(Source records)
________

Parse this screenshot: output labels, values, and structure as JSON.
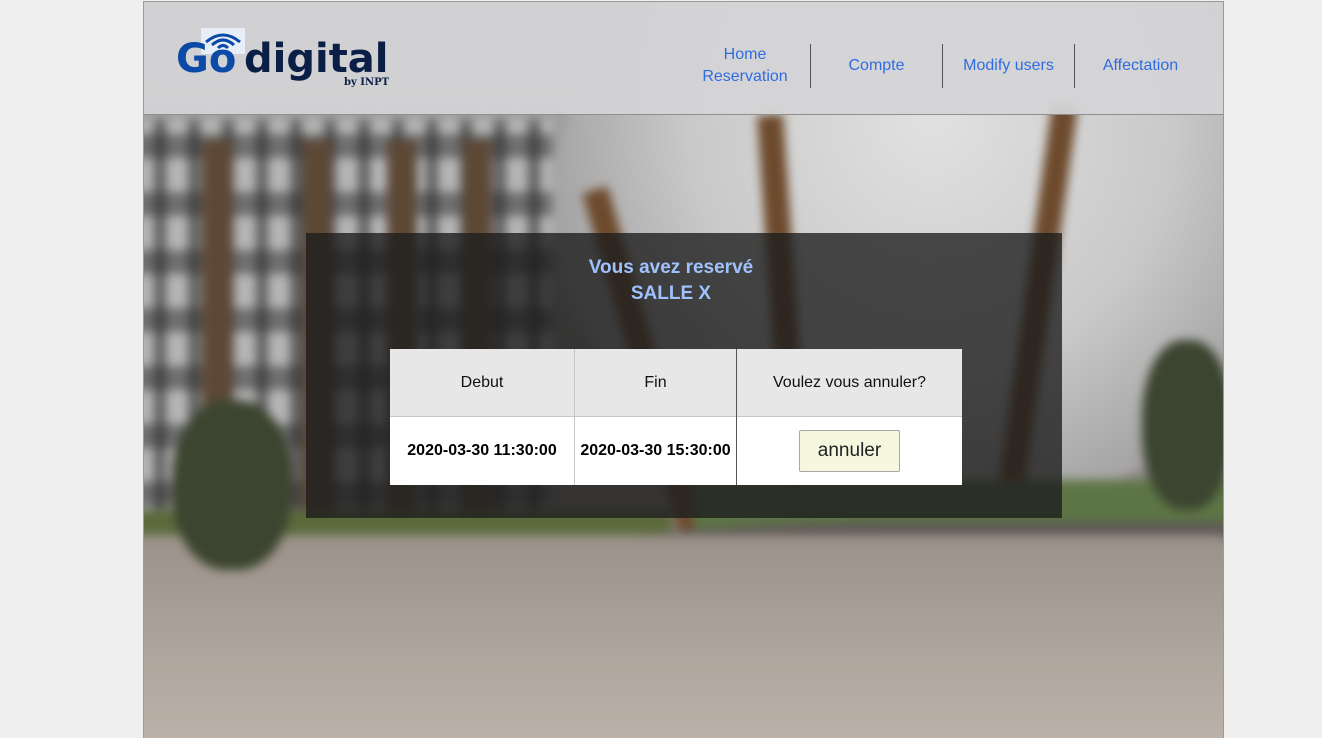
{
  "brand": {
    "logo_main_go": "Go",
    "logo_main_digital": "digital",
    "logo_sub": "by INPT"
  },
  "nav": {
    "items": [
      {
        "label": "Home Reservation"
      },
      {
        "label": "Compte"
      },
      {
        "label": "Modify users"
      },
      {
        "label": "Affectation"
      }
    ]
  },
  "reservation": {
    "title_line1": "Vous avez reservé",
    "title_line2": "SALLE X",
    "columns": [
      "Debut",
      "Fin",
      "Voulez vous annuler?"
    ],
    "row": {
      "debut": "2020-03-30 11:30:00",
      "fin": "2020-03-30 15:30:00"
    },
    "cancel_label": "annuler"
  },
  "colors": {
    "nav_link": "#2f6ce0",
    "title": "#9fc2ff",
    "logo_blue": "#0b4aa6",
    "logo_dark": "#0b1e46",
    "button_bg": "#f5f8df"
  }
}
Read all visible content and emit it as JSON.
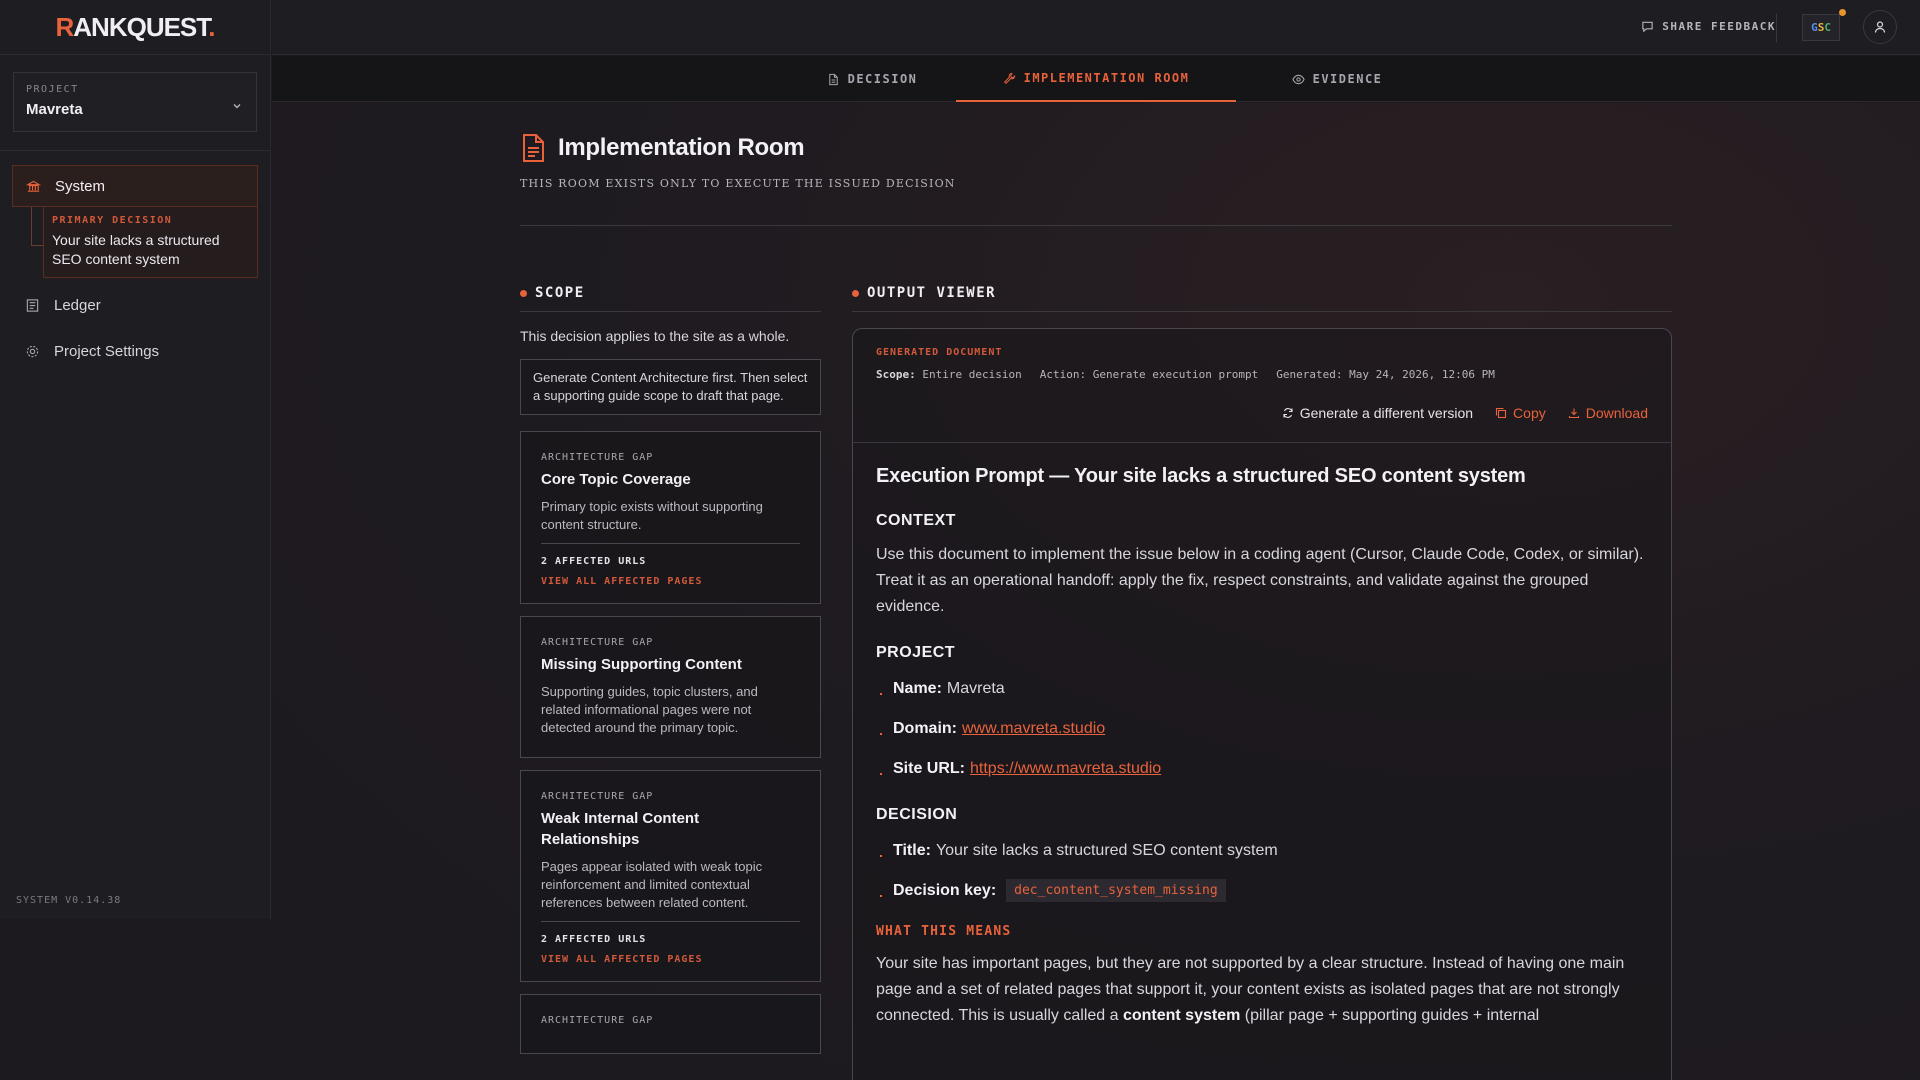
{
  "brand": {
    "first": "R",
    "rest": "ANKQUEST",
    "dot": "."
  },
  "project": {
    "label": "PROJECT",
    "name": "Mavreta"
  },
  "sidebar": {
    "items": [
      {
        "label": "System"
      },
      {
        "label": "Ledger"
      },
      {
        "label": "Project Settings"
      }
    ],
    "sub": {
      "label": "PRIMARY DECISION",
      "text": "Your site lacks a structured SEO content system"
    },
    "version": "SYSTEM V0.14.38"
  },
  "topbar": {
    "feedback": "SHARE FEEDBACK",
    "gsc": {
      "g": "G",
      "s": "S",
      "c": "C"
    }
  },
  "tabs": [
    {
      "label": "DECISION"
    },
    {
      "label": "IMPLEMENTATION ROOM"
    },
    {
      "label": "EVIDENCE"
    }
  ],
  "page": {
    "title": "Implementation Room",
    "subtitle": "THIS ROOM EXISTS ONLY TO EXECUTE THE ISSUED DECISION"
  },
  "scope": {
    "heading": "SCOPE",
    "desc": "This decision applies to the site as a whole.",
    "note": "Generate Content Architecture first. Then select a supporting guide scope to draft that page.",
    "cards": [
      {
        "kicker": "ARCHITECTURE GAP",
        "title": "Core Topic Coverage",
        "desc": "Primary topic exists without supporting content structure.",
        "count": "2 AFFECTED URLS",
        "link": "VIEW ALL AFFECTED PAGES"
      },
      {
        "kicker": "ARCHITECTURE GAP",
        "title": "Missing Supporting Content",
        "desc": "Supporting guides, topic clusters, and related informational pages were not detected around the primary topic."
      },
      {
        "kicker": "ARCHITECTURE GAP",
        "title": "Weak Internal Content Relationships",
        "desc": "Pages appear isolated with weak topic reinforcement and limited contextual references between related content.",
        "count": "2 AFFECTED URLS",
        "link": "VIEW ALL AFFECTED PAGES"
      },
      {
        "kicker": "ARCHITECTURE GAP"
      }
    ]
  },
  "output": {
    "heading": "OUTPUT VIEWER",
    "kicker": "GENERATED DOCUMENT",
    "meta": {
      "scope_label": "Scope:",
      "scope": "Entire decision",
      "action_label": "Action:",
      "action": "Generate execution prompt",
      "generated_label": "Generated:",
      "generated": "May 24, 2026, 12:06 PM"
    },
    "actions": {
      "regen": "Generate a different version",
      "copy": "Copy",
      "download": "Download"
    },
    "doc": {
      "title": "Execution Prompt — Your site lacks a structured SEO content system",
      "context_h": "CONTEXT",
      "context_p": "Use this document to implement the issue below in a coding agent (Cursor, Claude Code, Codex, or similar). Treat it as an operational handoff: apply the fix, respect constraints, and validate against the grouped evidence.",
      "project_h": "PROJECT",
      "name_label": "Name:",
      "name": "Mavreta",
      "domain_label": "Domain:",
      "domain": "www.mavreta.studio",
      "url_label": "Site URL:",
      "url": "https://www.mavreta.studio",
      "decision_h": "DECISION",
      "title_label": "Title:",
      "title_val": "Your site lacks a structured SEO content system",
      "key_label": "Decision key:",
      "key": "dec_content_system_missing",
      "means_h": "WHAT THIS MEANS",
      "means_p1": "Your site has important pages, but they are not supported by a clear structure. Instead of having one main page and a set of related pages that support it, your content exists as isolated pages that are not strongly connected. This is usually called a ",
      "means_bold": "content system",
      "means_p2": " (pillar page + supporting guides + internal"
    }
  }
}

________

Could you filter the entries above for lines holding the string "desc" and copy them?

    "desc": "This decision applies to the site as a whole.",
        "desc": "Primary topic exists without supporting content structure.",
        "desc": "Supporting guides, topic clusters, and related informational pages were not detected around the primary topic."
        "desc": "Pages appear isolated with weak topic reinforcement and limited contextual references between related content.",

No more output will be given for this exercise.